While OSHA's Process Safety Management Standard requires that many sites do process hazard reviews prior to building and installing certain process equipment, most industrial equipment does not undergo this valuable review. Also, just because you can buy a piece of equipment for a specific application does not mean it is appropriate for that application. Imbedding process hazard reviews and an effective management-of-change program into your practices will ensure the highest levels of protection. Finally, recognize that you and your staff may or may not have all of the requisite skills to perform this type of review; never fail to utilize external experts when they are needed.
As an external consultant, the situation is somewhat different. OSHA requires that employers establish proper hierarchies of control. The first approach considered should always be engineering controls, followed then by administrative controls, and finally, by the proper use of personal protective equipment. Consideration of these controls during design may certainly support proper implementation, but often a client does not well understand how best to meet these requirements. As a consultant, you may be asked to determine PPE requirements, perform industrial hygiene monitoring, or even design ventilation or abatement systems. Always take the opportunity to advise the client on the best approach and solution, even if it is not the one originally desired. Remember, you are the expert.

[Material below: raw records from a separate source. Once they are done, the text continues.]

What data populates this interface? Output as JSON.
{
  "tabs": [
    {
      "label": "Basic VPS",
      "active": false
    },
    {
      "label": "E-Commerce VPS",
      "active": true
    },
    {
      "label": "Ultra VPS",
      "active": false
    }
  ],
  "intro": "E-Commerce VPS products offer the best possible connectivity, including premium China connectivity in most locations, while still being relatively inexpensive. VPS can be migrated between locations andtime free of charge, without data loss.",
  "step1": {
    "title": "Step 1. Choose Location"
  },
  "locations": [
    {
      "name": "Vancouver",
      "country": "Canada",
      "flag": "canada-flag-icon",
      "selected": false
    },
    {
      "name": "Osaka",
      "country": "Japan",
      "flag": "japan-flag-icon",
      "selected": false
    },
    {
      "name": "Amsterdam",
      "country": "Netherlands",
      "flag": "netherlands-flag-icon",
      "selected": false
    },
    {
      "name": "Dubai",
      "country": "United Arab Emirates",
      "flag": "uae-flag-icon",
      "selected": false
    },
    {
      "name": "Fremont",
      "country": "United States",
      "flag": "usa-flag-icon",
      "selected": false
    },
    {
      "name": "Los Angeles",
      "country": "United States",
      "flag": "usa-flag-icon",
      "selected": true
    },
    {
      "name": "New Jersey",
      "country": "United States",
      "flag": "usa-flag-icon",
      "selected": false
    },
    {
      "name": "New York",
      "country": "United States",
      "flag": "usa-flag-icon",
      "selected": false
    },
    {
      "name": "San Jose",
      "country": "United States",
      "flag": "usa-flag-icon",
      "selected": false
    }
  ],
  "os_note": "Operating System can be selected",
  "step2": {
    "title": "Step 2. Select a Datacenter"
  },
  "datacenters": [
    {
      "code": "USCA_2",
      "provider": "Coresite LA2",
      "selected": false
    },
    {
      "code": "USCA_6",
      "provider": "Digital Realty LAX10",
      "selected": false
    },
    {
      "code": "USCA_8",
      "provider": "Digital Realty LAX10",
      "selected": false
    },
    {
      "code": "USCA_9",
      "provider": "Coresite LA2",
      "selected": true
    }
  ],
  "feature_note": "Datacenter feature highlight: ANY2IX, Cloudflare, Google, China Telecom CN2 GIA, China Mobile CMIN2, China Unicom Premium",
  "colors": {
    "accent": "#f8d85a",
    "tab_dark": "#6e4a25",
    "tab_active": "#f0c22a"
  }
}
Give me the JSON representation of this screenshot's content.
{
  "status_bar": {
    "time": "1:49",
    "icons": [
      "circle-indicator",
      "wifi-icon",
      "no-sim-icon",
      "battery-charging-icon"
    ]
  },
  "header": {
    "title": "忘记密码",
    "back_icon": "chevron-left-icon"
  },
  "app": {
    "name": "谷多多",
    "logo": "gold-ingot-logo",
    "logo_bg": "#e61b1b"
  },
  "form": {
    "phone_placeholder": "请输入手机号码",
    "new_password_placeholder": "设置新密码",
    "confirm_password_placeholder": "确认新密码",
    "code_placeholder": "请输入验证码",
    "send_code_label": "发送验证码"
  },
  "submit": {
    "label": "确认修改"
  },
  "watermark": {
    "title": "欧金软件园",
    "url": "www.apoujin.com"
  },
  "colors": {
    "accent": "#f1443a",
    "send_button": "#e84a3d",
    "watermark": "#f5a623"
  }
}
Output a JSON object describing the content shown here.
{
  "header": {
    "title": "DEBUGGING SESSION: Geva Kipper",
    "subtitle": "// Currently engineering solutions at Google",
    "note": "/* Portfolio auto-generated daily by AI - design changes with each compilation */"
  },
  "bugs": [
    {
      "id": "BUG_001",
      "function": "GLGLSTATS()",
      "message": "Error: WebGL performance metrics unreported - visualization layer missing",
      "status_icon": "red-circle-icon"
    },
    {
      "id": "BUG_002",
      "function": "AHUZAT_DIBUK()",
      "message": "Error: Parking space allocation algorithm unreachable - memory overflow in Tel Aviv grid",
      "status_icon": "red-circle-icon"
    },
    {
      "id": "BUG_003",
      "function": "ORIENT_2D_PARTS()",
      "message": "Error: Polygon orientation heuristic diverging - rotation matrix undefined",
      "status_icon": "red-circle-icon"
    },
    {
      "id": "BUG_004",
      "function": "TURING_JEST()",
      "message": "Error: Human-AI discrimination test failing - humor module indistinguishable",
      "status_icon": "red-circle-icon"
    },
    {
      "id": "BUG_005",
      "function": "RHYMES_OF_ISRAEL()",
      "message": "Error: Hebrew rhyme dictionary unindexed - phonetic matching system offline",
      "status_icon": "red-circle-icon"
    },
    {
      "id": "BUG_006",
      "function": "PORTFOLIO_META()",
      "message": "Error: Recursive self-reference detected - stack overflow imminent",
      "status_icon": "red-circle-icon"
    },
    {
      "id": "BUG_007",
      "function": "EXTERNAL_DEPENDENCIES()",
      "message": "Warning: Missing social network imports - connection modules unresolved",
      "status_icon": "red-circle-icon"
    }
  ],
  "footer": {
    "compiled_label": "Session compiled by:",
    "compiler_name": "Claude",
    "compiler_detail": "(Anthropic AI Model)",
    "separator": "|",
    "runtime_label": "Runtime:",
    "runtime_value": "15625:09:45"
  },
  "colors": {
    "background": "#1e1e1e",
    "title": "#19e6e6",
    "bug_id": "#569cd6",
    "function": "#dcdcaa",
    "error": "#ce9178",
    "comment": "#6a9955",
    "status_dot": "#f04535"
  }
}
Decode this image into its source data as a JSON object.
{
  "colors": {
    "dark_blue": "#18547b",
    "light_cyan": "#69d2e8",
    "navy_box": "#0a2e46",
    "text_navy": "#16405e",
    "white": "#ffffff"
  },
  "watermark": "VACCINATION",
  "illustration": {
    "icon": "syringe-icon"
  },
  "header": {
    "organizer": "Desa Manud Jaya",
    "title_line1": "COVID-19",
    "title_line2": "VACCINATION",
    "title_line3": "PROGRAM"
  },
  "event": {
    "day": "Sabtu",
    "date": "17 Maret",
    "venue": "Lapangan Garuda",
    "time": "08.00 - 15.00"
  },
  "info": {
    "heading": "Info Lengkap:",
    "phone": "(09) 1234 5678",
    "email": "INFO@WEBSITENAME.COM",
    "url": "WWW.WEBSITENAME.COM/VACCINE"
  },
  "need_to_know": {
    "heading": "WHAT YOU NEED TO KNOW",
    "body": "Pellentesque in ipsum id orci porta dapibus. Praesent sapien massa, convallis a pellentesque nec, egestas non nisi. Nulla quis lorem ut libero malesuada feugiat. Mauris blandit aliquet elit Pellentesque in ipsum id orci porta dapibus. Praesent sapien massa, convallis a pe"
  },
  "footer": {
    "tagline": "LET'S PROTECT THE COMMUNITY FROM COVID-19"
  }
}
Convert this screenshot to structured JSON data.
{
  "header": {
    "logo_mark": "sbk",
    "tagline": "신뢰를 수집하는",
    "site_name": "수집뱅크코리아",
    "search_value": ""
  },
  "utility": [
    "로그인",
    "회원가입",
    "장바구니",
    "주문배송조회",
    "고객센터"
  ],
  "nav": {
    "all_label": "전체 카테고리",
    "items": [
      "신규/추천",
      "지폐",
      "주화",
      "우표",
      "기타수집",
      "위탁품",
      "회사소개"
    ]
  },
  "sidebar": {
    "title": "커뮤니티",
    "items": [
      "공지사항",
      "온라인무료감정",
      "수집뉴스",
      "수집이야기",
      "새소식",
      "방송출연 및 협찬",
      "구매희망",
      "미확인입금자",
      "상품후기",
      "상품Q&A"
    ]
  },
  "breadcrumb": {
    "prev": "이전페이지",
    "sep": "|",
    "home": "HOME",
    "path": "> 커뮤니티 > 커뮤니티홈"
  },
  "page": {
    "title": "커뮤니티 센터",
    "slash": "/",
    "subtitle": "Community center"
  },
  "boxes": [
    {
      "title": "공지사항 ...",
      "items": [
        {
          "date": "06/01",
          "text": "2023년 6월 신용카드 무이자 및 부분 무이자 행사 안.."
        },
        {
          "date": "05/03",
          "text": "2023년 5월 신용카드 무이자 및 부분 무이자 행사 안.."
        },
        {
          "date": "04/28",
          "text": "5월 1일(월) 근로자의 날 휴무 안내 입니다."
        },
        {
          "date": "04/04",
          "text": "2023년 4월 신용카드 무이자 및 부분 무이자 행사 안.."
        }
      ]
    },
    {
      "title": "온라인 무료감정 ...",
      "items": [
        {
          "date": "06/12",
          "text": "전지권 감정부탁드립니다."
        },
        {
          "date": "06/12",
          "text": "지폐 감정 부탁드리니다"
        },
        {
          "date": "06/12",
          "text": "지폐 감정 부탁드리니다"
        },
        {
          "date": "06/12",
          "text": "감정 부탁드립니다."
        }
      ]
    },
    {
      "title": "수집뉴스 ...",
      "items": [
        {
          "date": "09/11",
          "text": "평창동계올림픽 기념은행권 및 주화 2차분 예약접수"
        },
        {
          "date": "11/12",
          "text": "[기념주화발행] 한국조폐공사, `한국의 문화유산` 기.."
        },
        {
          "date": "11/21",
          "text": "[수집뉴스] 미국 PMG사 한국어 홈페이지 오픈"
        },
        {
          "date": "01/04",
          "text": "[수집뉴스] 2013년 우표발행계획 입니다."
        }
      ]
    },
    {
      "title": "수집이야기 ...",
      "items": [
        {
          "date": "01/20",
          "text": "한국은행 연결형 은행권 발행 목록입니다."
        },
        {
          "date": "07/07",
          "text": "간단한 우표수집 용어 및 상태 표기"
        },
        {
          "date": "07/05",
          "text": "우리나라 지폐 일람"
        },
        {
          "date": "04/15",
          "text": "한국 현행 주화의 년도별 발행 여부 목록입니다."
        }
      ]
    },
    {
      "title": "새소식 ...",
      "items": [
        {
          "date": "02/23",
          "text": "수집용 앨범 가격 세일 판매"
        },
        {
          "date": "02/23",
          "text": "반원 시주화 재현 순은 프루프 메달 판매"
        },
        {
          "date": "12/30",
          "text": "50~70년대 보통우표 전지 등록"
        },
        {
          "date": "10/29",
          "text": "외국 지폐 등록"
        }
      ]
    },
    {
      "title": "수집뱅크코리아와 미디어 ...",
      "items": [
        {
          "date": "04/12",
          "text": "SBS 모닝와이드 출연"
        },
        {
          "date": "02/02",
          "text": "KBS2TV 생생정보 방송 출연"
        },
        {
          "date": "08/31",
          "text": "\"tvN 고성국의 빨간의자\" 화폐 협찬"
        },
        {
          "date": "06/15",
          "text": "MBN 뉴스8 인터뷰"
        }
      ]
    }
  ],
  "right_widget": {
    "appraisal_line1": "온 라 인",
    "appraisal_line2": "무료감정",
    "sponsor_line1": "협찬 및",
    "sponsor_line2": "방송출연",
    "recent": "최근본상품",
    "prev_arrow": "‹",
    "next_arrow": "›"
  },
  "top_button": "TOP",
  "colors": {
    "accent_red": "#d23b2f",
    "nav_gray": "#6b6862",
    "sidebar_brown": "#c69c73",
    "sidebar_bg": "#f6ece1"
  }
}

Industrial Hygiene Strategies
Many clients recognize the need to properly characterize worker exposures; however, they lack the knowledge and or the in-house capability to support the activity. Rather, they choose to outsource it. When confronting this request, keep in mind that clients probably lack a full understanding of the various approaches available to them.
Take all options into consideration and present a strategy that focuses on the relevant business issues and incorporates all types of assessments and decision-making (personal monitoring, area monitoring, area surveys, worker surveys, professional judgment, and others). Keeping the strategy focused and achievable will ensure that it is in fact implemented by the clients.
Finally, in all cases, be flexible! Remember that every client is different; in fact, every client site may be different. Each has different needs and different cultures, and because of this, the solutions required will necessarily be different.
It would, of course, be easy to simply point out the problems or to provide solutions that worked elsewhere--but if they aren't viable for this client location, you have not met your obligation, nor have you added value. Remain flexible and look for the proper solution for this client.
The Bottom Line
These are obviously only brief examples of approaches for the large variety of services provided by EHS consultants. However, in all cases (those discussed above and those not covered), our challenge as consultants is to leave a client company (or our own company if serving as an internal consultant) better off as a result of our efforts.
While this can be difficult, especially when dealing with clients (and employers) that want the "easy quick fix," the positive results are well worth the effort. Unless we approach the opportunities in this fashion, we become more a part of the problem and less a part of the solution ourselves.
This article originally appeared in the January 2004 issue of Occupational Health & Safety.